» **WHAT THE TASK ASKS**
Bring together all lines of the material below that contain the string "term".

Segment Open

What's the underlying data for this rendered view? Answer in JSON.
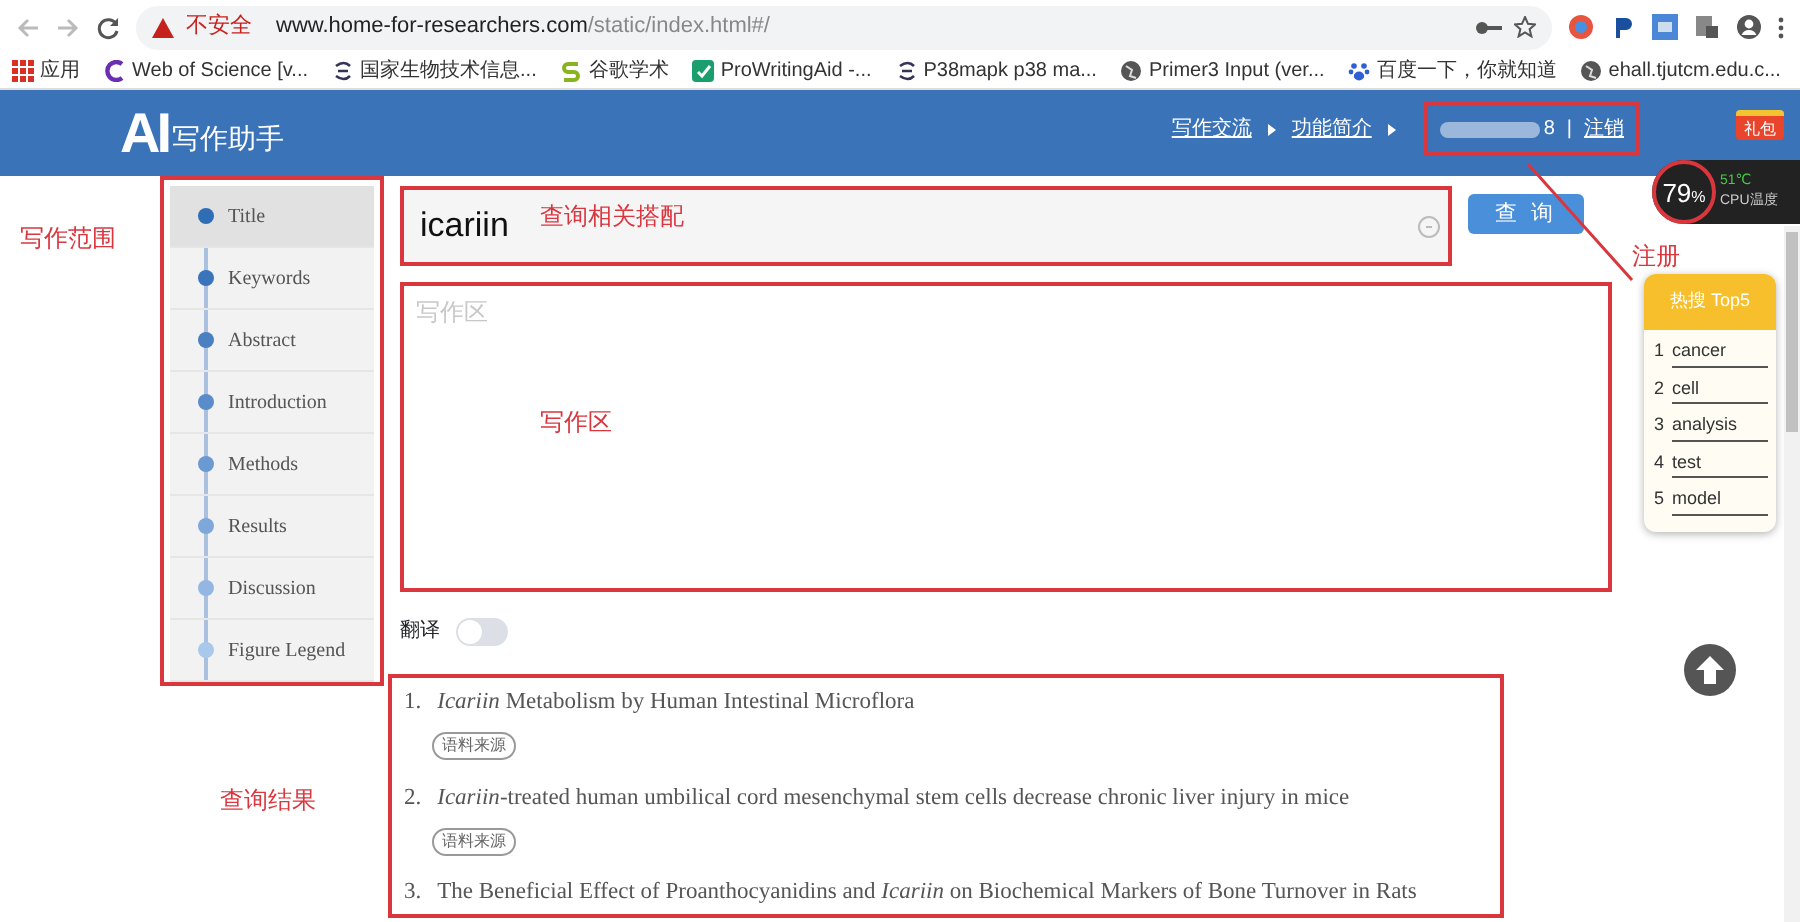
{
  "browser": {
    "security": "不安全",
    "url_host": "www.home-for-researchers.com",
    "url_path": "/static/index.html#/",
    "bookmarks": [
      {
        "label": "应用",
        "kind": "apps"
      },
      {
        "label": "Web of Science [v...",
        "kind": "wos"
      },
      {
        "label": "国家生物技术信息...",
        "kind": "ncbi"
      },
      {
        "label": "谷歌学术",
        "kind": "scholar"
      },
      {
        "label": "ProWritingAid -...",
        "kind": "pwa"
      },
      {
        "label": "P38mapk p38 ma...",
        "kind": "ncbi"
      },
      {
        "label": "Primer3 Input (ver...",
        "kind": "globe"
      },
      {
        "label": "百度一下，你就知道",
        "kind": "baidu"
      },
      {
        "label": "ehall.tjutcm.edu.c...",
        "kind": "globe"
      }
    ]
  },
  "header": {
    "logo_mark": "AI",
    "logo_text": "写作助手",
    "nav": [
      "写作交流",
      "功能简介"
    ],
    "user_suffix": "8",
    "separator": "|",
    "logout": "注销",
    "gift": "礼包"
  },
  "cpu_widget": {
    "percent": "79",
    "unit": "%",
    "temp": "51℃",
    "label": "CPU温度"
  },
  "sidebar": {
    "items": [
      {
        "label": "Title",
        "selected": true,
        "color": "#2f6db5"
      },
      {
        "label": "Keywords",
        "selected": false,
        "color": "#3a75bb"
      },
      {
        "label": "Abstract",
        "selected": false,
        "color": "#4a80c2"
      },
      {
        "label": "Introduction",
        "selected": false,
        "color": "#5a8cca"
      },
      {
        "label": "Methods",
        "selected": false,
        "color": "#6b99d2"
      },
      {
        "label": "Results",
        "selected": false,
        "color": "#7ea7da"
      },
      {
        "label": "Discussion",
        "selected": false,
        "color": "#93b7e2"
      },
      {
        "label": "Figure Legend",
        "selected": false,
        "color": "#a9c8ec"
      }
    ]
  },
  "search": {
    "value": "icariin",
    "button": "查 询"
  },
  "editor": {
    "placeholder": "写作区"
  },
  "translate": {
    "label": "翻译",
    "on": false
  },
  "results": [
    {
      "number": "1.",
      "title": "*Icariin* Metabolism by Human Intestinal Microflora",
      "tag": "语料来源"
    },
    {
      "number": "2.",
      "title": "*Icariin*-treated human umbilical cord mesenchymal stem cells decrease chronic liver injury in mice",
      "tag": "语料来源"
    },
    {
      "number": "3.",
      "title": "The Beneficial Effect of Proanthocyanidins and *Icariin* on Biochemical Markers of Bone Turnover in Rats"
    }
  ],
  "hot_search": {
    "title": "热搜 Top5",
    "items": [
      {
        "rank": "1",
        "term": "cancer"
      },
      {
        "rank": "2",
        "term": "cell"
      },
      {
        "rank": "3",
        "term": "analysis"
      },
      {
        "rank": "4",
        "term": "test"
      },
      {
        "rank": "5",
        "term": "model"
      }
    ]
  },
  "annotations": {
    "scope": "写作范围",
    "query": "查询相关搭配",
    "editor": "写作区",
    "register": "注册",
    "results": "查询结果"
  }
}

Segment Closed
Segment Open

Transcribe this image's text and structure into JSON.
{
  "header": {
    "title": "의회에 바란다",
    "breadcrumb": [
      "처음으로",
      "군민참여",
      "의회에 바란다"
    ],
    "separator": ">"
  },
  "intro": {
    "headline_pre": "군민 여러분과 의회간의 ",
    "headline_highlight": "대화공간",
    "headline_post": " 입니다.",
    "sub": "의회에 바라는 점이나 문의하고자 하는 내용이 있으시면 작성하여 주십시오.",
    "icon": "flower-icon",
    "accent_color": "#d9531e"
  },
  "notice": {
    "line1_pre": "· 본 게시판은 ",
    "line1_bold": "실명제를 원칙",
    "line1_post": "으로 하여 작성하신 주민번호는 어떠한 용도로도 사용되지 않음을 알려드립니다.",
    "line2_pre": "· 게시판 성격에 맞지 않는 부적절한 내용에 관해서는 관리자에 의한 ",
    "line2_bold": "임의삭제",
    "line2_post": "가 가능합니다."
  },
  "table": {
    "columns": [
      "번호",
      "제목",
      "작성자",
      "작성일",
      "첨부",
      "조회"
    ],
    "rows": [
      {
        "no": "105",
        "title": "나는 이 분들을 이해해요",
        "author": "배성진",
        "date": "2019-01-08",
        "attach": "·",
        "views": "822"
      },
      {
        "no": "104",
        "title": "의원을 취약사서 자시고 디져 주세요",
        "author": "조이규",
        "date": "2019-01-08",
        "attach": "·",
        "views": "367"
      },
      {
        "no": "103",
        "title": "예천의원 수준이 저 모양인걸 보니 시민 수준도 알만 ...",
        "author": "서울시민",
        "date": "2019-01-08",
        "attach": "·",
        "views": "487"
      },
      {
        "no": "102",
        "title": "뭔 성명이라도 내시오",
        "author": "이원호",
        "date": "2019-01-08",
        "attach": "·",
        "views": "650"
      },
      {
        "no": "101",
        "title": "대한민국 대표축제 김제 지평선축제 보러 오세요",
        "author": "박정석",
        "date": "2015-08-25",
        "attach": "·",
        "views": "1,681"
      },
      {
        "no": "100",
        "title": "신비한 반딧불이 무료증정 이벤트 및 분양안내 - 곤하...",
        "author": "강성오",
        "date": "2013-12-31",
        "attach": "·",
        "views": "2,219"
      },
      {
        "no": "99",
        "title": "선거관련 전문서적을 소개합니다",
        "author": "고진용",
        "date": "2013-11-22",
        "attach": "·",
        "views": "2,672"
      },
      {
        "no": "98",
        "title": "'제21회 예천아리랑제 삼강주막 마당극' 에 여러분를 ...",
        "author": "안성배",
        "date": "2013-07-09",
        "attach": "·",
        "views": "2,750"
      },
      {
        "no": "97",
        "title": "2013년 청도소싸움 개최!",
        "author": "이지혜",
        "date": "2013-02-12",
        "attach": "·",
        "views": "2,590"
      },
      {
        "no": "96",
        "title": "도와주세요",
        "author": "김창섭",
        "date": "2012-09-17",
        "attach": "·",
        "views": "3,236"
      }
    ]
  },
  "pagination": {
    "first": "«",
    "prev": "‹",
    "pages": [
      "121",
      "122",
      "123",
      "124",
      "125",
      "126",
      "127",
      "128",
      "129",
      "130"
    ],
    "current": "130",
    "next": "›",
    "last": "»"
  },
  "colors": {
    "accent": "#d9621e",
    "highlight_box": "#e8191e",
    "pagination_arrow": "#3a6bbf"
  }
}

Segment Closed

» **EXERCISE RESPONSE**
        "term": "cancer"
        "term": "cell"
        "term": "analysis"
        "term": "test"
        "term": "model"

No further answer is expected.